Chester and Lancaster counties
What You’ll See
Rare plants such as the round-leaved fameflower, very hairy chickweed and the serpentine aster, found only in the serpentine barrens of southeastern Pennsylvania and northeastern Maryland. Moths and butterflies, including red-banded hairstreak, cobsew skipper, barrens buckmoth, mottled duskywing and dusted skipper. Nesting and migratory birds including the bobwhite quail, barred owl, declining whip-poor-will and 17 species of warblers. A diverse fern community, including marginal shield, hay scented, Christmas, interrupted and maidenhair. Warm-season grasses such as prairie dropseed and arrow-feather. Pitch pine forest that regenerates after fire.
Succession — the gradual replacement of barrens vegetation by woodlands — caused by urban development, which hinders fire and grazing required to maintain this habitat. Illegal dumping. Mining. Invasive plants, including autumn olive, ailanthus, black locust and multi-flora rose.
Restoring and maintaining barrens habitats through prescribed burning, tree cutting and the mechanical removal of humus. Replanting serpentine grasses. Acquiring and protecting buffer lands. Completing a 5-year monitoring program at Goat Hill. Recruiting volunteers to maintain and map trails.
Pennsylvania Department of Natural Resources, Chester County Parks & Recreation Department, PECO, Elk Township, Lancaster County Conservancy
Things To Do

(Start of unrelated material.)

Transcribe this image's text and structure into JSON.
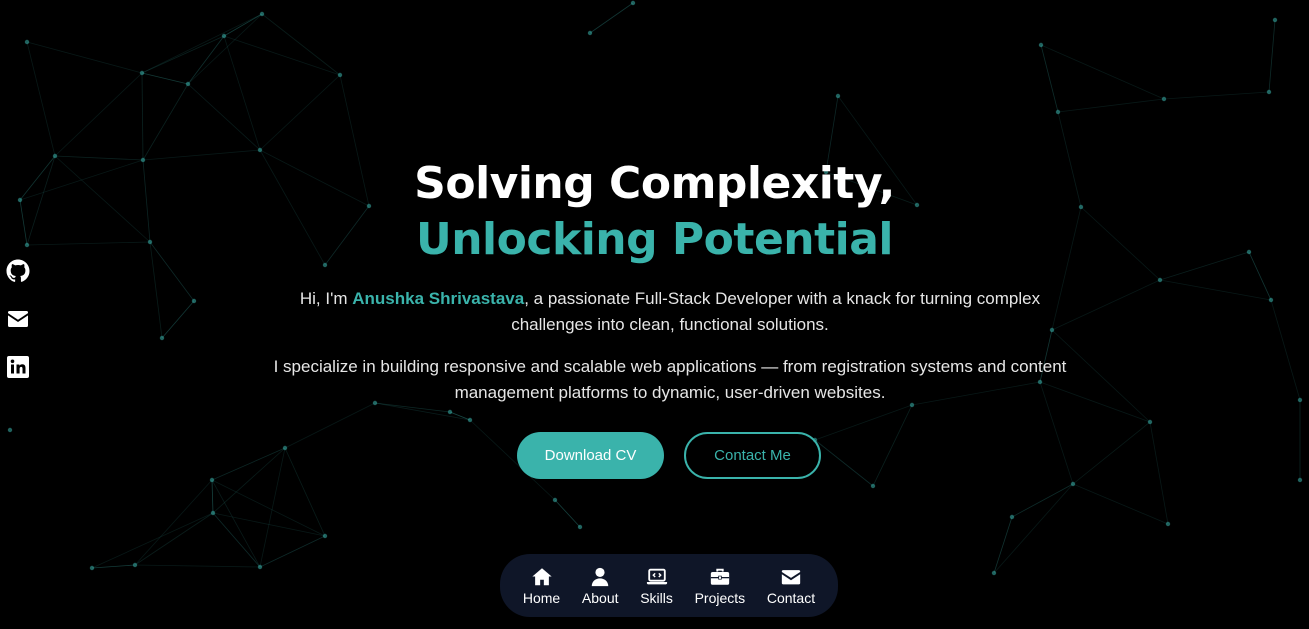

Visit the Goat Hill, Chrome and Nottingham barrens to pursue a variety of nature-based and recreational activities. The New Texas Barrens are not open to the public due to the fragile nature of the habitat. However, interested conservationists may view the preserve during a volunteer workday.